Nepal Reopens Historic Sites Ravaged by Earthquakes, Raising Safety Concerns

A soldier walks in front of a monument at the ancient Swayambhunath Stupa temple, which was damaged by the April 25 earthquake in Kathmandu, Nepal. Olivia Harris/Reuters

Nepal reopened all seven of its World Heritage Sites on Monday in an effort to attract tourists after two devastating earthquakes in April and May killed nearly 9,000 people. The sites were reopened despite concerns raised by the United Nations's cultural arm over the safety of visitors..

Nepal's Durbar squares, or "noble courts," popular tourist sites filled with temples and statues, were severely damaged by the earthquake, the BBC reports. While there will be security at the sites and special routes are in place to make sure the least amount of damage is caused to the sites by the public, UNESCO said in a statement last week that reopening the sites raised safety concerns and hoped the decision to reopen them can be reexamined.

The public has be to "extra cautious and reconsider the necessity of visiting those sites," UNESCO said. Many monuments within the sites have collapsed and are unsafe, the organization added.

Among the reopened sites are the Bhaktapur, Kathmandu and Lalitpur Durbar squares, CNN reports. Durbar Square in Bhaktapur celebrated its reopening with performances by traditional dancers and musicians, Australia's ABC News reports.

UNESCO expressed concern over the reopening of three sites in particular: the Kathmandu Durbar Square, the Swayambhu temple complex and the Patan Durbar Square, saying they are in a "precarious state." The organization also raised concerns about the risk of theft of art and cultural objects at the Swayambhu site and said both the Swayambhu and Changu Narayan sites are at risk for landslides.

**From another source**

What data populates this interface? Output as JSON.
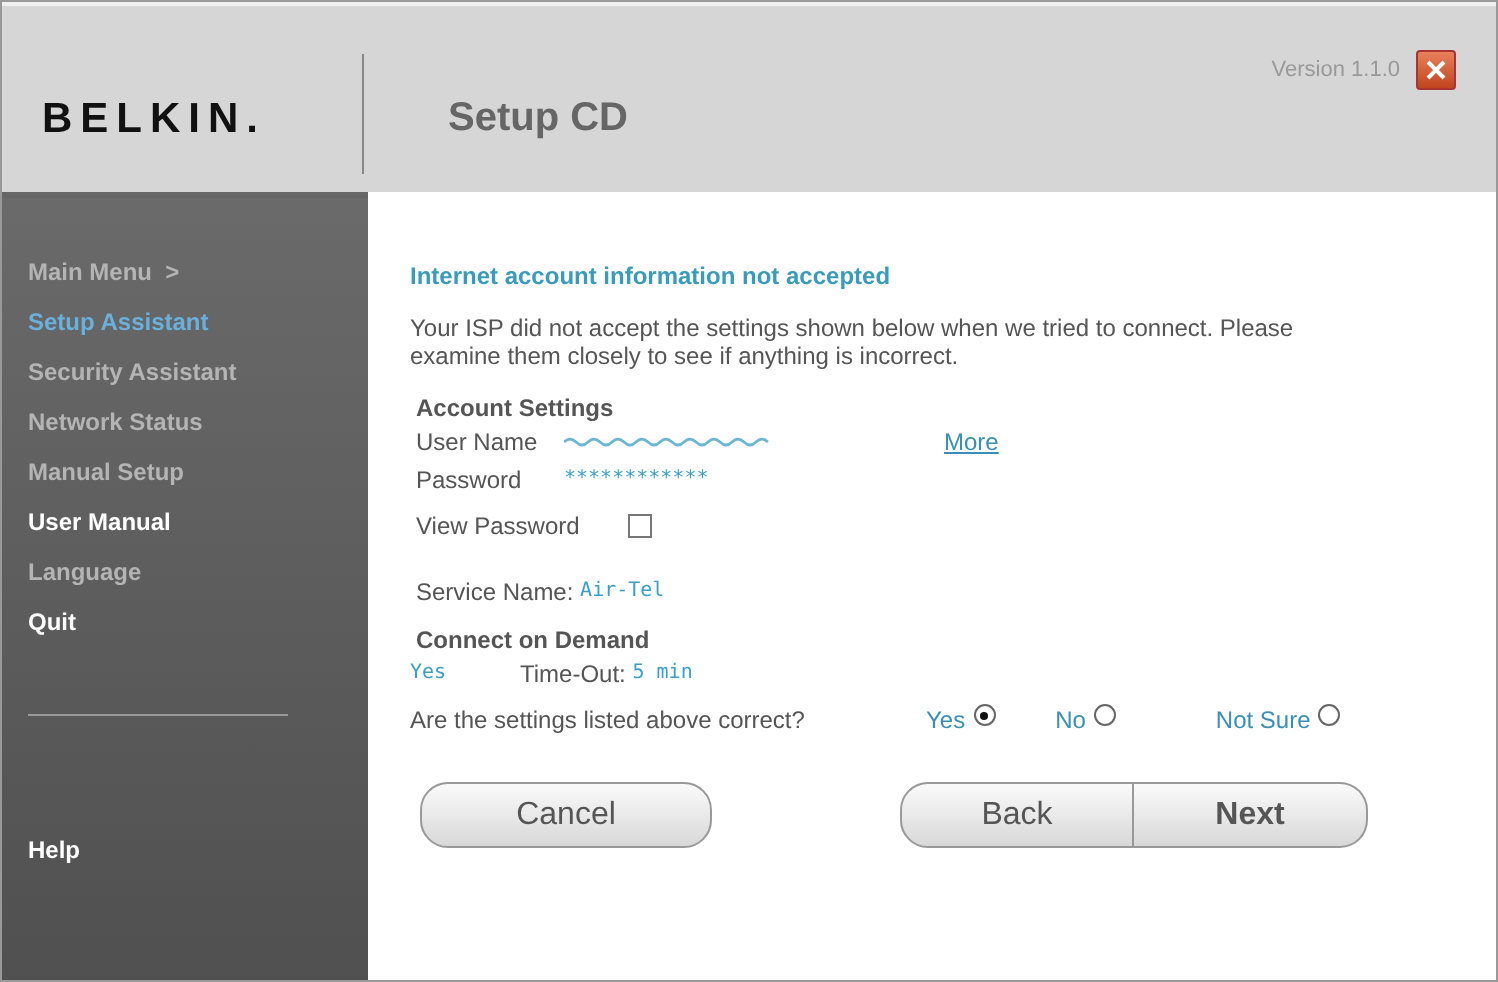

Tourism made up 8.6 percent of Nepal's annual budget in 2014, providing almost 145.3 billion Nepali rupees in revenue, according to the World Travel and Tourism Council. Over 800,000 houses have been destroyed or damaged since the first earthquake, which struck Nepal April 25, and the second, which struck in May, according to USAID. Eighty percent of hotel reservations in the country have been canceled since then, according to the Nepal Economic Forum, a Kathmandu-based think tank. An estimated $6.66 billion is needed to rebuild infrastructure, The Wall Street Journal reports.

Nepal's Department of Archaeology estimates 12 billion Nepali rupees ($117 million) is needed to rebuild damaged monuments, a process that could take five years, the BBC reports.

Bhesh Narayan Dahal, the department's director general, said the department had assessed the "vulnerabilities of the sites and significant monuments, and the sites will be opened for visitors on priority basis, while a long-term plan will be introduced to reconstruct the fallen monuments."

A message on the Nepalese tourism board's official website says that efforts have been made to make visits to the sites "safe and fascinating" and that "rebuilding and recovery initiatives are also underway."